(Dataset rows describing interfaces)
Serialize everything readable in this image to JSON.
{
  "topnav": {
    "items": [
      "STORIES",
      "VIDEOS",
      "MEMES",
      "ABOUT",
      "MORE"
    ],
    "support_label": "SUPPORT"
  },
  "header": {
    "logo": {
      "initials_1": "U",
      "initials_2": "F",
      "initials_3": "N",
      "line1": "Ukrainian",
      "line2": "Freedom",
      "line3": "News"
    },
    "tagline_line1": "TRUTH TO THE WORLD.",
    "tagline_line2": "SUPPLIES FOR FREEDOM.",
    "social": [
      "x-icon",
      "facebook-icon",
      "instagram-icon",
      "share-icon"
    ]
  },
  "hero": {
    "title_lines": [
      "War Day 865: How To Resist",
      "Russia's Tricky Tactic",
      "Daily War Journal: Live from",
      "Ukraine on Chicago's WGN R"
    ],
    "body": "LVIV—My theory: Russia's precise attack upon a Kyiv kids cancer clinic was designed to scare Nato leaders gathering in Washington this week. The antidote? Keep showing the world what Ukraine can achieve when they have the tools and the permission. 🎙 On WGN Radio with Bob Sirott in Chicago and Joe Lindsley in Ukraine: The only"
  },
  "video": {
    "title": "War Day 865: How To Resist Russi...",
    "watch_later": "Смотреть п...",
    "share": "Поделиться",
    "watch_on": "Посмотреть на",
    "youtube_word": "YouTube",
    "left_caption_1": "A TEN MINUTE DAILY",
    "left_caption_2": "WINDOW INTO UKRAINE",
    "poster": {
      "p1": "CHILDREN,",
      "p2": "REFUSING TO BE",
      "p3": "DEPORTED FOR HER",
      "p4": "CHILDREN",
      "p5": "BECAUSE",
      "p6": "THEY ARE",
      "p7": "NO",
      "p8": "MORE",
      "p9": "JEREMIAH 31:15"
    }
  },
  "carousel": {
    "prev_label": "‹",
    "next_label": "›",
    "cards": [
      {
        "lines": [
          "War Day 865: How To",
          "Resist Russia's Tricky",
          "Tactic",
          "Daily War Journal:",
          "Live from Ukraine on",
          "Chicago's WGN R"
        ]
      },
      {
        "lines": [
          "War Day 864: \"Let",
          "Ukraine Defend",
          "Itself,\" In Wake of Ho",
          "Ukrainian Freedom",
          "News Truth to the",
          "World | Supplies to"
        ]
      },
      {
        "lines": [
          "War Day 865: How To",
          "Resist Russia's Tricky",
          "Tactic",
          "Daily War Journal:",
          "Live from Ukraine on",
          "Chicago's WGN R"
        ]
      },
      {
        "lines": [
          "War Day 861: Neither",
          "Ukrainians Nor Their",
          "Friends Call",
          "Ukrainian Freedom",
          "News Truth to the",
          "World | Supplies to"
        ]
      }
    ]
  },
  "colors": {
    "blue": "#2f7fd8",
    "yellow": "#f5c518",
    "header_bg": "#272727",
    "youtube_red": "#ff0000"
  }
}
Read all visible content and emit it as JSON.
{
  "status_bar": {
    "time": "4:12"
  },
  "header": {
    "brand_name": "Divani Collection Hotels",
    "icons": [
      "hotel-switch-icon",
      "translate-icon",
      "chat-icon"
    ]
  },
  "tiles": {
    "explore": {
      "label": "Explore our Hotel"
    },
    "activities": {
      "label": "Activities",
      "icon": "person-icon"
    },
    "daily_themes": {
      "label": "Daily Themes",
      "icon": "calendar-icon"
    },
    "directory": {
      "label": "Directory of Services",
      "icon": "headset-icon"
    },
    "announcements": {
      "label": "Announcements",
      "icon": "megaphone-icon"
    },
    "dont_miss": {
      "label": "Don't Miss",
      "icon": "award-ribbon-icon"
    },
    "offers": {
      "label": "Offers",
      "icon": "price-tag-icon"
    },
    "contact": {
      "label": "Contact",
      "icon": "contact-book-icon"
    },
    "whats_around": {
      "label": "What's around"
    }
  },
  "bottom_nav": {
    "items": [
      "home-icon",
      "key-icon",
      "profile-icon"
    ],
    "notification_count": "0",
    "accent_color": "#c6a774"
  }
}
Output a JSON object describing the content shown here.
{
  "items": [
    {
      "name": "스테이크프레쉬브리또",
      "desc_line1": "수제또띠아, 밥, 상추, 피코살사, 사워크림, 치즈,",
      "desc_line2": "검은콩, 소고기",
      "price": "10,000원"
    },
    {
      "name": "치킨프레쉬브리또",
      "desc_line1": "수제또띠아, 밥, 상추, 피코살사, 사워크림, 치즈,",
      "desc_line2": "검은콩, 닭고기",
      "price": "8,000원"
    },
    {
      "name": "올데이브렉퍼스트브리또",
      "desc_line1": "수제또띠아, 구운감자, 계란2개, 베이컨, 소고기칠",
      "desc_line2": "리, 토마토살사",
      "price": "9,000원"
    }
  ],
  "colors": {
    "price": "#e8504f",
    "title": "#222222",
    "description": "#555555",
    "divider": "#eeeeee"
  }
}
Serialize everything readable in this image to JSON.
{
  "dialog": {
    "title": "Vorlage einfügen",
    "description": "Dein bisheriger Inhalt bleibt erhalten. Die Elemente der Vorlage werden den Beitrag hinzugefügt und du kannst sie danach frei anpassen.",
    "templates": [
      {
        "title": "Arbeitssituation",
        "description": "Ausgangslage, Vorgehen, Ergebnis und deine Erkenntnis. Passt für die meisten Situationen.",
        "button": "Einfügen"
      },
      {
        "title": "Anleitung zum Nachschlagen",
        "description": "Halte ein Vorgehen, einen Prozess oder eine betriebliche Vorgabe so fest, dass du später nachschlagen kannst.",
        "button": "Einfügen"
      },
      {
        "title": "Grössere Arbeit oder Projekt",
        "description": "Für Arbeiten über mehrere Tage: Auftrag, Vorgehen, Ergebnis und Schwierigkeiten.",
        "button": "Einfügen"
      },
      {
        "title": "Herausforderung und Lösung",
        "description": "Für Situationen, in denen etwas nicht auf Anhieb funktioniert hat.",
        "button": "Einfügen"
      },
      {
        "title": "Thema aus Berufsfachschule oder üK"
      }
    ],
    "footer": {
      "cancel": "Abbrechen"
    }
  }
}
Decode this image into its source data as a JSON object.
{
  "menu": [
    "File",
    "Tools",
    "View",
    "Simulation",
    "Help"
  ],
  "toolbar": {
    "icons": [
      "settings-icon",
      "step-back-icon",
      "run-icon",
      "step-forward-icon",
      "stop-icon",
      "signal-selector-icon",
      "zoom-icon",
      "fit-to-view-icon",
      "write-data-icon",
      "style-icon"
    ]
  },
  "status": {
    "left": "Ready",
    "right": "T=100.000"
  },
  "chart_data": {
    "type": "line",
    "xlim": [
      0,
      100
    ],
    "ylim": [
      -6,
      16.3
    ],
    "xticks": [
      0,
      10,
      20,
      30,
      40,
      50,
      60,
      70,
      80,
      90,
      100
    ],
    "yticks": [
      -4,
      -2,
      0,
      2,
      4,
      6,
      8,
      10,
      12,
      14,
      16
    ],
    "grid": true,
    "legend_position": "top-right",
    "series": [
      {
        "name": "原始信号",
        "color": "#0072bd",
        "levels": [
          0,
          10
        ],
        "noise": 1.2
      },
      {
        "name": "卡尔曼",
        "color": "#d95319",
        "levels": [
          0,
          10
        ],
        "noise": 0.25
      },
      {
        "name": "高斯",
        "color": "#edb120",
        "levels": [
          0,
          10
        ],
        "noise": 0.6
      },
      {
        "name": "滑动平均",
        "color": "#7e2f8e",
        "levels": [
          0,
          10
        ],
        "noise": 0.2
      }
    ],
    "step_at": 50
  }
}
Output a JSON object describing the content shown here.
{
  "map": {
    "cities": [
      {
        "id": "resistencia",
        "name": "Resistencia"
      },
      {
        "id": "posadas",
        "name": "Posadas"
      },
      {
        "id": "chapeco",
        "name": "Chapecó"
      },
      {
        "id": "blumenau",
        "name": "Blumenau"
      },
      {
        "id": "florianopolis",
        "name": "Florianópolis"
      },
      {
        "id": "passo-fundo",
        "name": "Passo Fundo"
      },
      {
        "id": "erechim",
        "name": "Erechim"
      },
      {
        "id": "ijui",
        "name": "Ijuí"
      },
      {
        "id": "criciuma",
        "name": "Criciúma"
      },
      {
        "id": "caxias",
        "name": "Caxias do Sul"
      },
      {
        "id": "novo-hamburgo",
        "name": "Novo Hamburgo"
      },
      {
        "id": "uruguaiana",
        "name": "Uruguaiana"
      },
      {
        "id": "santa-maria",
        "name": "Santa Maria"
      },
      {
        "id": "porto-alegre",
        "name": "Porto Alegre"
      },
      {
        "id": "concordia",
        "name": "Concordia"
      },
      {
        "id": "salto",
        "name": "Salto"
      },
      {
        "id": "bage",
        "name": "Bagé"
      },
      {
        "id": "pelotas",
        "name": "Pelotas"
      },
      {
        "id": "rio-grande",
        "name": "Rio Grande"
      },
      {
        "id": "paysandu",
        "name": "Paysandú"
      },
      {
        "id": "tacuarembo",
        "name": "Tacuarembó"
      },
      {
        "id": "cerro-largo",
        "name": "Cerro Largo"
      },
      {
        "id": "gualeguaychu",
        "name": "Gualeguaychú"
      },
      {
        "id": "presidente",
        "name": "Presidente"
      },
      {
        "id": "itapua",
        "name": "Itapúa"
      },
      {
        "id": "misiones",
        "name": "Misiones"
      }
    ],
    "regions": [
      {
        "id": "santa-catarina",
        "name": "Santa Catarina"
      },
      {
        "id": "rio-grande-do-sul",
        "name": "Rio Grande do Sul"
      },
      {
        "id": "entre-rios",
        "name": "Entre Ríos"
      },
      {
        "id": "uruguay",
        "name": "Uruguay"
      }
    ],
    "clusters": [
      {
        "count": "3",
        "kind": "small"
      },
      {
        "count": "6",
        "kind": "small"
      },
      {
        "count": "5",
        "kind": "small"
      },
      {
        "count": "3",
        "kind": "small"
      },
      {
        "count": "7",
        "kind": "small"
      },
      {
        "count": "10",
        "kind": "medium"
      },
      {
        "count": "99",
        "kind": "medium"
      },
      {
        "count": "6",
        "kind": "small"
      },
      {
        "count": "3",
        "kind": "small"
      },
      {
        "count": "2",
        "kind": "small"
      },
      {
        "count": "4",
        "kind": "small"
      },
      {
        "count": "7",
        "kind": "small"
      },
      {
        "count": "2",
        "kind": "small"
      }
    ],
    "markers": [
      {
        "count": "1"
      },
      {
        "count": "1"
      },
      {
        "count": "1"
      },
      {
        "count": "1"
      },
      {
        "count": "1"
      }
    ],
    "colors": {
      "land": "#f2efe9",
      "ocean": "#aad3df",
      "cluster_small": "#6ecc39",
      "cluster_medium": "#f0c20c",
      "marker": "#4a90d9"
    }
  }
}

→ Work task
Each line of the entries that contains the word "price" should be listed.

→ Reply to the task
      "icon": "price-tag-icon"
      "price": "10,000원"
      "price": "8,000원"
      "price": "9,000원"
    "price": "#e8504f",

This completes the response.